There is no golden rule to parenting and one model doesn’t fit all; every child is unique and so is every parent and their parenting practices too. However, if there was any such thing as simplifying the parenting protocols, then I would emphasize on the A-B-C of parenting.
Using these three essential principles, one can ensure a smoother parenting journey, irrespective of their child’s age. These three key essentials need to form a part of a parent’s daily interaction with their child or teenager.
A stands for Acceptance. When we talk about acceptance in a parent-child equation, it refers to identifying & acknowledging the struggles that a young person goes through while trying to adapt to not only this ever-changing world, but also adapt to the internal changes in one’s thought processes, body, mood, perception, and more; all of which a young person is exposed to at every juncture of life.
It is only when parents are able to look at the world from the lens of their children, in the day & age that their children are experiencing it, will these struggles become real. Very often, parents view their children’s struggles during the growing up years, from the lens of the times that they were growing up in, and this “hamare zaamane mein” attitude to understand and deal with one’s child’s problems is the first deal-breaker, which brings about a massive distance between parents, and children.
Acceptance on the parents part, therefore, demands that the parents acknowledge their child’s struggles, and view the problem behaviour as not just that (that is, as not the problem), but an adjustment mechanism toward these struggles; a mechanism through which a young person is trying to make sense of their world and yet, trying to hold their identity intact.
If parents are able to display this genuine acceptance toward their child, irrespective of their age, barriers can be broken down.

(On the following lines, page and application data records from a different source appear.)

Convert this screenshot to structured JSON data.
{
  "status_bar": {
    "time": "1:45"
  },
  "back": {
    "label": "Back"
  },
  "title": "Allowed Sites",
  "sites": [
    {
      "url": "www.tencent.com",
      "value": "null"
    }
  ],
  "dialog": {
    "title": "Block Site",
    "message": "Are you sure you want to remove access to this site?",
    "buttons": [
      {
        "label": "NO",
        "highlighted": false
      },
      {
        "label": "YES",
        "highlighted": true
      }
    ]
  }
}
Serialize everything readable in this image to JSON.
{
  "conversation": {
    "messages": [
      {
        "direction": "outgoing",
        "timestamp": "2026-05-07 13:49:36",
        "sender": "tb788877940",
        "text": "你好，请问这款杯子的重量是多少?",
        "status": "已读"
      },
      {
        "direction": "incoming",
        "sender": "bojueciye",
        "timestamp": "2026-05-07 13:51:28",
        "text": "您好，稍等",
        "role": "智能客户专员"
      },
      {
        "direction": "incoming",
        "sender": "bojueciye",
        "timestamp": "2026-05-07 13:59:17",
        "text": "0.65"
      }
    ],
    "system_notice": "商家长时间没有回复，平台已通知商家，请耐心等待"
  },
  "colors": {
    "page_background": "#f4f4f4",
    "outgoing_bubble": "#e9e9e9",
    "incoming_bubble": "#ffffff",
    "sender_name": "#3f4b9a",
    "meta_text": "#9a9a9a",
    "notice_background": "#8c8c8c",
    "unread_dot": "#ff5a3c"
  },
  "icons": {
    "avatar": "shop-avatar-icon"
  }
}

There will also be a very strong possibility that the parent will, thereafter, be made a part of their child’s adaptive mechanisms and instead of fighting the battle alone, the child will now have the guidance and support of the parent. And isn’t that something that all parents want? That their children would pay heed to their suggestions? It’s just that guidance without accepting & acknowledging the true struggles of your child, will be empty. Children and adolescents who are extremely receptive to people’s emotions and reactions, will close up and barriers would be erected rather than broken down.
B stands for Belief. Very often the parents who visit me in the clinic set up for family counselling sessions or for sessions related to their child or adolescent, have this firm belief that they are right and their child is wrong. In line with the explanation provided above regarding acceptance, belief is a very critical aspect that makes or breaks a parent-child relationship.
Imagine when a 3-year old comes and tells their parent, that the caretaker was hitting them, and the parent goes to say that the child is lying. What kind of an impact will it have on the young child, who cannot even trust their own parent?
Imagine a 14 yr. the old girl who tells her parents that her maternal uncle tried to touch her inappropriately and the parents instead, accuse the girl of wearing bad clothes, or enticing the maternal uncle? Once again, who should this young person trust? And then let’s say that this boy and that girl, grow up to have severe difficulties in their personal relationships, or become a bully at school, how will the parents mend the damage already done?
It doesn’t matter whether your child is saying the truth or sharing their version of it, but it matters a whole lot, whether you as parents display trust in your child. Even if the child is not saying the complete truth, when a parent shows complete trust in the child, there is a high possibility that the child may refrain from twisting facts.
If you display belief in your children, it will also go a long way in ensuring that they will feel accountable about betraying that belief. In essence, if parents believe their children, instead of automatically questioning the authenticity of what is being shared, children also learn to believe back. Belief, therefore, is at the crux of a healthy relationship.
C stands for Communication. If at all you have been following my columns, you know that I always emphasize on communication. A whole generation of millennials, often complains about having parents who didn’t value or emphasize communication. Indeed, a bulk of the clientele I work with belong to this group, and somehow a lot of present concerns are traced back to a lack of open conversations at home.
Communication is the foundation for everything else in any relationship and is certainly most important in the relationship between a parent and child. If parents don’t communicate with their children, how will any problem ever get resolved? If there is no communication, how will parents understand the perspectives of their children, and vice-versa?
It actually doesn’t take much to communicate; all it needs is the will. If you haven’t ever addressed feelings or acknowledged the different perspectives with your 17-year-old for all these many years of their life, you certainly can’t expect them to be receptive towards the idea of communicating with you, right away.
Keep trying though and gradually, they may open up to this. But what is particularly important is that, from a very young age, just start talking to your child about anything and everything. The more open and honest a conversation exists within the household among different members, the more conducive it is for the young child’s growth.
I hope that you will remember the ABC of parenting. In the next article, we will look at some suggestions which parents can use to improve communication with their children.